Record Type: Journal
Publication Date: 2012-Dec
Pages: 14
Abstractor: As Provided
Reference Count: 86
ISSN: ISSN-1076-898X
Extracting the Truth from Conflicting Eyewitness Reports: A Formal Modeling Approach
Waubert de Puiseau, Berenike; Assfalg, Andre; Erdfelder, Edgar; Bernstein, Daniel M.
Journal of Experimental Psychology: Applied, v18 n4 p390-403 Dec 2012
Eyewitnesses often report details of the witnessed crime incorrectly. However, there is usually more than 1 eyewitness observing a crime scene. If this is the case, one approach to reconstruct the details of a crime more accurately is aggregating across individual reports. Although aggregation likely improves accuracy, the degree of improvement largely depends on the method of aggregation. The most straightforward method is the majority rule.
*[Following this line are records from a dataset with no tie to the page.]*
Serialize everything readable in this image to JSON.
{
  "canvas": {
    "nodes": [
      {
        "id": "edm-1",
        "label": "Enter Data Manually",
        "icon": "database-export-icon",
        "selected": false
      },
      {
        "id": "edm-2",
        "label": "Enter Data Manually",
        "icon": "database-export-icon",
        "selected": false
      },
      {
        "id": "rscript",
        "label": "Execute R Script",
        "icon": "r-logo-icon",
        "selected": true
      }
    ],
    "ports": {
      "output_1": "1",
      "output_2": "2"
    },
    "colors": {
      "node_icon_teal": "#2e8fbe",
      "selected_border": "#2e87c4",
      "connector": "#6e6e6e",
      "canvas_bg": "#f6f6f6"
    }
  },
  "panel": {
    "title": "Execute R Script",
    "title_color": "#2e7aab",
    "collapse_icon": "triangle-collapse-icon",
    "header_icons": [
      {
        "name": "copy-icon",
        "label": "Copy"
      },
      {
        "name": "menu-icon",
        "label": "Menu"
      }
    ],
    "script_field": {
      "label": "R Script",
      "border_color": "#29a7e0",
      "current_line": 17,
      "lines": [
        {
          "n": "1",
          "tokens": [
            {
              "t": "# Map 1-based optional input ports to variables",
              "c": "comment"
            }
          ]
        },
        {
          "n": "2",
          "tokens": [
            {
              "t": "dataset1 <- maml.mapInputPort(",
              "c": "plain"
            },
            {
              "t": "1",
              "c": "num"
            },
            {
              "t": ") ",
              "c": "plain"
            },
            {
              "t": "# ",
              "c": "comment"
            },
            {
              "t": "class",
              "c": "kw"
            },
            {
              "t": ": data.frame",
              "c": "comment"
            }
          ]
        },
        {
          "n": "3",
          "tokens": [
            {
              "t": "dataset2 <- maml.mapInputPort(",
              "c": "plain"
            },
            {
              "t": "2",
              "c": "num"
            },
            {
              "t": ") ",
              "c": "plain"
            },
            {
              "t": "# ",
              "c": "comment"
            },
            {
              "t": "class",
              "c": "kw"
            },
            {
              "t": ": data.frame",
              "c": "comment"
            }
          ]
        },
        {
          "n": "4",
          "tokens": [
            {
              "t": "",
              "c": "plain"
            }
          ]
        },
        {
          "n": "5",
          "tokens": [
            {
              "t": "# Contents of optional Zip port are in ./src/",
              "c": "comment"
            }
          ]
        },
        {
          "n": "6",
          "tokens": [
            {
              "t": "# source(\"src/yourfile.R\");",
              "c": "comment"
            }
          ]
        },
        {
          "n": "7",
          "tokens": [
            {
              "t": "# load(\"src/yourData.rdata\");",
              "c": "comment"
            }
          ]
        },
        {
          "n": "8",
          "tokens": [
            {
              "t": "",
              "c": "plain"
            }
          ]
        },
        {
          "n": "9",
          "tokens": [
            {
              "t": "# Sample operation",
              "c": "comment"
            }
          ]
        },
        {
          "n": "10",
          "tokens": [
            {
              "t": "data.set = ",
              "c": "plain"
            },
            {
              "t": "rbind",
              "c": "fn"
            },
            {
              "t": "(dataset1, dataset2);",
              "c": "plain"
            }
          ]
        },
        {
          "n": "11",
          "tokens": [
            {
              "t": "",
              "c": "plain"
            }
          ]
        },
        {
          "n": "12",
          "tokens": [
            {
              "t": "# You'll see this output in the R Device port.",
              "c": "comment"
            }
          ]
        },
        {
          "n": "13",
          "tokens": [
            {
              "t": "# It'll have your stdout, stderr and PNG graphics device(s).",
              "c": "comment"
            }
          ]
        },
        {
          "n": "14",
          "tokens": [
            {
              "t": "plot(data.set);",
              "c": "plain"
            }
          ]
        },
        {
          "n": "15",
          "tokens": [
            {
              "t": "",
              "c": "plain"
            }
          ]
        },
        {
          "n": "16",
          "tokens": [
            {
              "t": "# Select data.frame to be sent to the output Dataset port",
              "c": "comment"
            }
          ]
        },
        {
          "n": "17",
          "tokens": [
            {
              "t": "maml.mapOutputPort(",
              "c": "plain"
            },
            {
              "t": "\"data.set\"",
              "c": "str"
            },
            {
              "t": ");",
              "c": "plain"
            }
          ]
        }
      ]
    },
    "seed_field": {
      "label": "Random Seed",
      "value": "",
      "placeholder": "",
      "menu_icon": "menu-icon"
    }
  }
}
This method ignores individual differences between eyewitnesses and selects the answer shared by most eyewitnesses as being correct. We employ an alternative method based on cultural consensus theory (CCT) that accounts for differences in the eyewitnesses' knowledge. To test the validity of this approach, we showed 30 students 1 of 2 versions of a video depicting a heated quarrel between 2 people. The videos differed in the amount of information pertaining to the critical event. Participants then answered questions about the critical event. Analyses based on CCT rendered highly accurate eyewitness competence estimates that mirrored the amount of information available in the video. Moreover, CCT estimates resulted in a more precise reconstruction of the video content than the majority rule did. This was true for group sizes ranging from 4 to 15 eyewitnesses, with the difference being more pronounced for larger groups. Thus, through simultaneous consideration of multiple witness statements, CCT provides a new approach to the assessment of eyewitness accuracy that outperforms standard methods of information aggregation. (Contains 4 figures, 2 tables and 4 footnotes.)
American Psychological Association. Journals Department, 750 First Street NE, Washington, DC 20002-4242. Tel: 800-374-2721; Tel: 202-336-5510; Fax: 202-336-5502; e-mail:; Web site:
Publication Type: Journal Articles; Reports - Research
Education Level: Higher Education; Postsecondary Education
Audience: N/A
Language: English
Sponsor: N/A
Authoring Institution: N/A
Identifiers - Location: Germany